I would like each line of the data that holds the word "this" copied out.
[[ Information given, beginning ]]
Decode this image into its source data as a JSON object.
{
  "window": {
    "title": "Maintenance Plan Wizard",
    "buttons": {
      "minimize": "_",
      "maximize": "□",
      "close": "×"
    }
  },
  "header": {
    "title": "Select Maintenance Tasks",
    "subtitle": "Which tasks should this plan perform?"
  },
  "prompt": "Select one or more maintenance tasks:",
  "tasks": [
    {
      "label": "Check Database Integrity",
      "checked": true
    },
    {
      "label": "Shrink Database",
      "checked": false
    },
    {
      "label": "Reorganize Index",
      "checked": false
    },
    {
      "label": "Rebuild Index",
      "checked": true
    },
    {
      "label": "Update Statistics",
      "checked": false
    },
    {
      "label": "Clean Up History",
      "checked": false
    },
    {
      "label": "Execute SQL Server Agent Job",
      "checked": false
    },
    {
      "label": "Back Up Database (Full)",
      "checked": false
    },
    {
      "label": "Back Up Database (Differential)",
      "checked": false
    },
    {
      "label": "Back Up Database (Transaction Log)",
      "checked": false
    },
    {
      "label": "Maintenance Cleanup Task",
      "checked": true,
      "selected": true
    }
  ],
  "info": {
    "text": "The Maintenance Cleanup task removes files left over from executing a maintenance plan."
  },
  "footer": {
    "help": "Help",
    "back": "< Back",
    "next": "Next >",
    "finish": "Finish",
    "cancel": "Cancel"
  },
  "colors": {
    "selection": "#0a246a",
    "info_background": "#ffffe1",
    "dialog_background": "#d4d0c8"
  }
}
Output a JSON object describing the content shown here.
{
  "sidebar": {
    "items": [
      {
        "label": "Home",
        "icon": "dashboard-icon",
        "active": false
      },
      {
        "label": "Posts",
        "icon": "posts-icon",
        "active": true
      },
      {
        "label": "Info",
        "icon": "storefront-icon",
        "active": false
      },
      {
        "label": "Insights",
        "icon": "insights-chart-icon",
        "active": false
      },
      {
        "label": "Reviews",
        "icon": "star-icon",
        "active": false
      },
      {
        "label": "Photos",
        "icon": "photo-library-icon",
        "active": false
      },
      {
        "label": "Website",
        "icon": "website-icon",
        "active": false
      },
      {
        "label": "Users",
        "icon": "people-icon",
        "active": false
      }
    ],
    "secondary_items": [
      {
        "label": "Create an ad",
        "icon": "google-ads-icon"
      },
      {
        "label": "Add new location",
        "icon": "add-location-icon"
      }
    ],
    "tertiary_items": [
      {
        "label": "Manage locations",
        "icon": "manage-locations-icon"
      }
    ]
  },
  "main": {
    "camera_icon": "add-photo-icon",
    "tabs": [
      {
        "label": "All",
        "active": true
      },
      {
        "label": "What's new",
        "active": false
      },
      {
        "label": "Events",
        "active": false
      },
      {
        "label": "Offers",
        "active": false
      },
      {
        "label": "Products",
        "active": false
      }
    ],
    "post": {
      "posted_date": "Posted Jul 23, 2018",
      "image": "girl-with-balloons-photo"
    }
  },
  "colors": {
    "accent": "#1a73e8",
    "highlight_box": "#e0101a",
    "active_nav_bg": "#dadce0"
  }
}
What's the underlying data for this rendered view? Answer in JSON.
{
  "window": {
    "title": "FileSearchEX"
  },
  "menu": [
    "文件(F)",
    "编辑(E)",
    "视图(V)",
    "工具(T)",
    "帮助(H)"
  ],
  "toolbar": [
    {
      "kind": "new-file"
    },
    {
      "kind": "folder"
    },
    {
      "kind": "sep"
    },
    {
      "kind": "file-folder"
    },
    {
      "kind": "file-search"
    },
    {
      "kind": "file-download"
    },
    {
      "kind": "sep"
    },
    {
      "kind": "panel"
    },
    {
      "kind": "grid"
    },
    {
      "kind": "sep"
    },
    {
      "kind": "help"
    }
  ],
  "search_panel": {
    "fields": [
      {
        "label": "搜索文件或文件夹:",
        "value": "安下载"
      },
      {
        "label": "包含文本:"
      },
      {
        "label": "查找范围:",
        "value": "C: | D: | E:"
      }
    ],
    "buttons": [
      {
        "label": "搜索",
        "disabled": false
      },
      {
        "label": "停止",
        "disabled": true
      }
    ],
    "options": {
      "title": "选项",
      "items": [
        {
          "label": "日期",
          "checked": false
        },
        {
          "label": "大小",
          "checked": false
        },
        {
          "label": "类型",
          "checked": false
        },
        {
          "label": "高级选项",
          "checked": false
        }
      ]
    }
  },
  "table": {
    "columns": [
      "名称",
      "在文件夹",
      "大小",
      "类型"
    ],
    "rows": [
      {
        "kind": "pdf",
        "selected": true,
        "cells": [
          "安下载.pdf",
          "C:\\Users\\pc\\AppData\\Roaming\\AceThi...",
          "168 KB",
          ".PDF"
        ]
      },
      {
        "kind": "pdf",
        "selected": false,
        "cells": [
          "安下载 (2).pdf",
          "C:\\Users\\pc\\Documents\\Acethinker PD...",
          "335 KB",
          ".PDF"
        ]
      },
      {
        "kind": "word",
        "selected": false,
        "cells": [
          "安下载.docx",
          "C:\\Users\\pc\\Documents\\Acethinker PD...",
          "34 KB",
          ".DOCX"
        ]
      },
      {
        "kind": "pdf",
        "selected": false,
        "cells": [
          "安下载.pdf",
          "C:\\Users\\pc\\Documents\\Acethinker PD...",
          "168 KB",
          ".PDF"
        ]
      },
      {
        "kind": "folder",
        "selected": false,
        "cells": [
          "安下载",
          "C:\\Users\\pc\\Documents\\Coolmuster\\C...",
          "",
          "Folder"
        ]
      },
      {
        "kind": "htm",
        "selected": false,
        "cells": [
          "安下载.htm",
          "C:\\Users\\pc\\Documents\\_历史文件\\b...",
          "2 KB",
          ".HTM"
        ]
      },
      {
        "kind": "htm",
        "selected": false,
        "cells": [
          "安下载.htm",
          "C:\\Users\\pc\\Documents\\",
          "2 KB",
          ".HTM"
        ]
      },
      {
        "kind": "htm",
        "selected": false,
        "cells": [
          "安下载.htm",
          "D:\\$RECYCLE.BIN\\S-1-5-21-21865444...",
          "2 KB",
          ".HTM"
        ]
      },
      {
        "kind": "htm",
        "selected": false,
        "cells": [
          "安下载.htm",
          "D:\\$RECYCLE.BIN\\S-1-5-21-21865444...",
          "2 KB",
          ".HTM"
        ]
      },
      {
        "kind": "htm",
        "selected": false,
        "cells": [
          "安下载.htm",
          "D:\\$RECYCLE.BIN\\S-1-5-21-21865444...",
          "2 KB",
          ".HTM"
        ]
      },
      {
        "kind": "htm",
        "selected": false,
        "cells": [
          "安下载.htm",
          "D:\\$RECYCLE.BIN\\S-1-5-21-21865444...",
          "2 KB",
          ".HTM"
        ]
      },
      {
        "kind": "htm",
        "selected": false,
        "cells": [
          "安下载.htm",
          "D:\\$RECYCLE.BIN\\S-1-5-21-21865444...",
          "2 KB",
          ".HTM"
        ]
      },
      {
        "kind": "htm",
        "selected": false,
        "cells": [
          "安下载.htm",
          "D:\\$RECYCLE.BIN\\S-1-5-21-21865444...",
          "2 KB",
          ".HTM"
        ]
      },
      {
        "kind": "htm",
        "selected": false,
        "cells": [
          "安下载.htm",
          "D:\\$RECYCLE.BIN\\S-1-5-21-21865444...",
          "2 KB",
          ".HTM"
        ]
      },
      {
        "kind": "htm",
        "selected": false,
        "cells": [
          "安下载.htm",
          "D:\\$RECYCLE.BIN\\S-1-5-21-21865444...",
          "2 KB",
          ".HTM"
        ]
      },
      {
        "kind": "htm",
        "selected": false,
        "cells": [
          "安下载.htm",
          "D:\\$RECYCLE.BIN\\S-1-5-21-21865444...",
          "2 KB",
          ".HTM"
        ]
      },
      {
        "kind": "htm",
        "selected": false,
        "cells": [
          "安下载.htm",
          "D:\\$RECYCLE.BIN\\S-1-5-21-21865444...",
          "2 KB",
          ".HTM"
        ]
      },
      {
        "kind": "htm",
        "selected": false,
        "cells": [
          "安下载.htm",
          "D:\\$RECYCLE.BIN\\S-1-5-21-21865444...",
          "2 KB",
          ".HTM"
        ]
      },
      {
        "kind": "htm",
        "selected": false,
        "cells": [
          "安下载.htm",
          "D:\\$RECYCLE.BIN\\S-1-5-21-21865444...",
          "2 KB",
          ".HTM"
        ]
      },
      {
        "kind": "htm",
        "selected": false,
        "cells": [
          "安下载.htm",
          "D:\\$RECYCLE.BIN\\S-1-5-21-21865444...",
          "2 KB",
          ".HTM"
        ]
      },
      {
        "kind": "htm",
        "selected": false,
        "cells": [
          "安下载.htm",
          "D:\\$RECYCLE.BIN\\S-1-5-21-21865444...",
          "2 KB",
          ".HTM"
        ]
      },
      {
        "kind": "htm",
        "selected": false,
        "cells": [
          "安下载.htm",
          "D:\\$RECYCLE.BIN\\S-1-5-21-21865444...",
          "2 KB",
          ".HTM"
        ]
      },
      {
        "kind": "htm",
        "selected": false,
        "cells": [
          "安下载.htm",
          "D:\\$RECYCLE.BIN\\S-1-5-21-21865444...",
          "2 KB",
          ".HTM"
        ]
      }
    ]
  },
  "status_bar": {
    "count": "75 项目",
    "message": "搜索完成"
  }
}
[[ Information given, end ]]
Answer section -
Decode this image into its source data as a JSON object.
    "subtitle": "Which tasks should this plan perform?"
What's the underlying data for this rendered view? Answer in JSON.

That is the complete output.